### WHAT THE EXERCISE ASKS:
Every line in the entries that holds "title" should be identified and copied.

### SUPPLIED DATA:
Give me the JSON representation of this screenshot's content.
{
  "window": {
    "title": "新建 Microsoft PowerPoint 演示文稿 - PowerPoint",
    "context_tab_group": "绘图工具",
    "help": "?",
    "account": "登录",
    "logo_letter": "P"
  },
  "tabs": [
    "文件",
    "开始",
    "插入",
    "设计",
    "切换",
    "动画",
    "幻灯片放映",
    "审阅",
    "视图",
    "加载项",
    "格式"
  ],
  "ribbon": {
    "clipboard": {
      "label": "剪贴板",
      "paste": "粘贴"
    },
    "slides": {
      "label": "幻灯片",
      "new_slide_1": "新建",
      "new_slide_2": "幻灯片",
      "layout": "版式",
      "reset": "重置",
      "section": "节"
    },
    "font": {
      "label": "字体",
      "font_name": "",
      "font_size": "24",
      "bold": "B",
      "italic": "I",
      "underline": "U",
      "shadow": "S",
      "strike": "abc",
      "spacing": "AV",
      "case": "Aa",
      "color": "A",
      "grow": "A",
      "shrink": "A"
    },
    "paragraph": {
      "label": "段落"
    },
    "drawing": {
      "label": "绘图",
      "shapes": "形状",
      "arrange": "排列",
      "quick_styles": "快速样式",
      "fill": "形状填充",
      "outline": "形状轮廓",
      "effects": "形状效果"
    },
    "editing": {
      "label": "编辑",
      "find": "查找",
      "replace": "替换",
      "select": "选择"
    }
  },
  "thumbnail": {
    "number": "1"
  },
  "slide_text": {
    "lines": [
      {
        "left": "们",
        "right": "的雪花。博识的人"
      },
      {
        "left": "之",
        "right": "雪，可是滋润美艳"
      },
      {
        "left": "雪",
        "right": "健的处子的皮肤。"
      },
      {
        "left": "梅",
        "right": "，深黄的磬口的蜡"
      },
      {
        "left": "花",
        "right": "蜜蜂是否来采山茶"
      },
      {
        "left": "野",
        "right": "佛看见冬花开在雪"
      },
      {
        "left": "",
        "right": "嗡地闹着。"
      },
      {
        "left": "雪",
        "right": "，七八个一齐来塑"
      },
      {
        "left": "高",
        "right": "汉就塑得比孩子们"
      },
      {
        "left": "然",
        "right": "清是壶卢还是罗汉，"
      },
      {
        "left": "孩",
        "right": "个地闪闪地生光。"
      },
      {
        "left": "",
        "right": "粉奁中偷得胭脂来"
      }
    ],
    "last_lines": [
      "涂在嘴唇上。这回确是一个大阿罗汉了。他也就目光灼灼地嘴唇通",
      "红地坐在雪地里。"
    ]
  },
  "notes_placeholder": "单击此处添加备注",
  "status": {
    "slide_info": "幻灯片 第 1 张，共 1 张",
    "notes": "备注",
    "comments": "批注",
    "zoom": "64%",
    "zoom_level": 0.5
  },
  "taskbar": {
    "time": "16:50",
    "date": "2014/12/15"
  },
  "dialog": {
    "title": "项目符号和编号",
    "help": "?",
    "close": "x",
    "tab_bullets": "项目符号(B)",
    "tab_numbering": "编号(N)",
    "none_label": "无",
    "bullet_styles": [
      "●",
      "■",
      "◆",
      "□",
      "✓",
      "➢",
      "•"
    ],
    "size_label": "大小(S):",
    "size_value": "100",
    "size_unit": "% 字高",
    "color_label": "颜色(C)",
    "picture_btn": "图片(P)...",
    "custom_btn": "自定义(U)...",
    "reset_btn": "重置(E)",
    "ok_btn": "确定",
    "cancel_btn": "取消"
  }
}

### ANSWER AREA:
    "title": "新建 Microsoft PowerPoint 演示文稿 - PowerPoint",
    "title": "项目符号和编号",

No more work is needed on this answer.